So if I want to transmit a secure key to you, we’d use BB84 and we’d know for definite if someone had eavesdropped on the transaction. If that happened we’d discard the keys, invalidate the transaction and try again.
But what I’d like to know is the exchange rate this currency is going to have with the Altairian Dollar. I’m led to believe a competent hitchhiker should be able to see the galaxy on less than thirty Altairian dollars a day.
Or at least if they do, they should give it Public visibility so it can be linked to from outside of Facebook.
What rattled my cage was a post by Dave Winer on his Scripting News site, which always worth a read, incidentally.
Dave Winer says:
You know what pisses me off. A guy writing the best political blog out there, on Facebook. So after I read his piece and think “everyone should see this” I can't send the link outside of Facebook.
We have this incredible thing called the web and we don't use it.
Yes, I admit I’m not the biggest fan of Zuckerberg and his privacy-busting, pseudo-narcotic corporate silo, but I don’t understand why anyone with anything interesting to say would run their blog on Facebook.
Newspapers don’t just post on Facebook. The BBC doesn’t. Shops don’t. Even Facebook doesn’t (see their Newsroom and Media Blog). Why then should an individual do themselves such a disservice?
Facebook is meant for people who don’t have anything interesting to say to the rest of the world. That’s why it’s shielded behind a virtual barbed-wire fence away from the real web, so that we can keep all those photographs of people’s lunches out of sight.
I could rant on for some considerable time about this subject, but I won’t, just this once.

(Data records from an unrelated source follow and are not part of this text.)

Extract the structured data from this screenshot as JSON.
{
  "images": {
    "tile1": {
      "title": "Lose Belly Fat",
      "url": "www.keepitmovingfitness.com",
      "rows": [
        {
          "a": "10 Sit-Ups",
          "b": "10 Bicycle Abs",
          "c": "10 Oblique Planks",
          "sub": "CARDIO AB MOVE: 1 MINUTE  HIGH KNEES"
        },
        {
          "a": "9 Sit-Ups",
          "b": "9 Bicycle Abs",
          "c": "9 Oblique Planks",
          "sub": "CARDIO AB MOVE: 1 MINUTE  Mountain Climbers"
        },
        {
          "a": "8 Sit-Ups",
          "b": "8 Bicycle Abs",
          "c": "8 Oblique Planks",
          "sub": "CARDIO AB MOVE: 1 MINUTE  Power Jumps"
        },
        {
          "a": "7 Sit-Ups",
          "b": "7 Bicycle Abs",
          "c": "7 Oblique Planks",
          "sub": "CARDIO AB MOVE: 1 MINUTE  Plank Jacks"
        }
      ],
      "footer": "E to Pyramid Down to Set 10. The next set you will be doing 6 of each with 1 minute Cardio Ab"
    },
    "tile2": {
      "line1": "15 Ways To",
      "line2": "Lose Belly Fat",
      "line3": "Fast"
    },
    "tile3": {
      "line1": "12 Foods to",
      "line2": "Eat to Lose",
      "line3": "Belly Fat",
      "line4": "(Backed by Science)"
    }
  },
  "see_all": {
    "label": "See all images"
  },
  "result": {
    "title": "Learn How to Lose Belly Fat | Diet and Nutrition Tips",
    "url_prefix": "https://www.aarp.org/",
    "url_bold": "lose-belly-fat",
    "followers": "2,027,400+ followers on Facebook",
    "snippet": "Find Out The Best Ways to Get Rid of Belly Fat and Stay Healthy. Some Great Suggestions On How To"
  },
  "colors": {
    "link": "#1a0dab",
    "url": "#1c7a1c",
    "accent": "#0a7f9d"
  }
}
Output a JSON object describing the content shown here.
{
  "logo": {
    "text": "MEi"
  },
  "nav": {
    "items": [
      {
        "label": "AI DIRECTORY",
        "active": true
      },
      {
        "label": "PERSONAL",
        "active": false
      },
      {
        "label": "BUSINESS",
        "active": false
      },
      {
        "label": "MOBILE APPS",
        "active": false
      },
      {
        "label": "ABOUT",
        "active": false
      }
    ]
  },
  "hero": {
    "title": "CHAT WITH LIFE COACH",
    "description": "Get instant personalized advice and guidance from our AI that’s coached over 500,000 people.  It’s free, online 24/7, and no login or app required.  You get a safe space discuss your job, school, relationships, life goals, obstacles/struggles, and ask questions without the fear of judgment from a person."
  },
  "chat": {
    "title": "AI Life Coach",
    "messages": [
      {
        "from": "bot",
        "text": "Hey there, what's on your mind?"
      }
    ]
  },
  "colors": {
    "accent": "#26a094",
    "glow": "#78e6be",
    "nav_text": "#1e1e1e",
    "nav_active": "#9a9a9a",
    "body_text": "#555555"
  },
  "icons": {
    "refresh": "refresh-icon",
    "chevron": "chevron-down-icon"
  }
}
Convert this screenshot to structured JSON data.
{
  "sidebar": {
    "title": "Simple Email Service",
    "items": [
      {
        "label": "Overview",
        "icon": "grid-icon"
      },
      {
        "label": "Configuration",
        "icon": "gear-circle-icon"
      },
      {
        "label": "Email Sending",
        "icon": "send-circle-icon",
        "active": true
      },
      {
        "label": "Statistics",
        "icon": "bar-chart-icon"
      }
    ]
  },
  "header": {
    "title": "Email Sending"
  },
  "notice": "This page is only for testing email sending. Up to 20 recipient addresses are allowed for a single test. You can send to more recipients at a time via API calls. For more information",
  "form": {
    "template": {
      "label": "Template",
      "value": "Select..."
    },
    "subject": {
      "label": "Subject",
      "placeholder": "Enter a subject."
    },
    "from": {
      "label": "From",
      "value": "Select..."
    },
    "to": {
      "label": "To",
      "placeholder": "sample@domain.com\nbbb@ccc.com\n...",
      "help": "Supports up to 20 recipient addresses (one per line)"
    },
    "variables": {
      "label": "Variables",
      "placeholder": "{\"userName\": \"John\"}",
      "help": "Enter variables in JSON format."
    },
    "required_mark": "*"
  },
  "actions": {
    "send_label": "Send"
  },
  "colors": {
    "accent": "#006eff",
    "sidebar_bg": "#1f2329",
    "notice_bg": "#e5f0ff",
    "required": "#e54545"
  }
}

Having watched a few underwhelming horror movies recently, I was pleasantly surprised by Bird Box. This sort of thing is more to my taste when it comes to horror. This review contains some minor spoilers but nothing that's likely to ruin your viewing.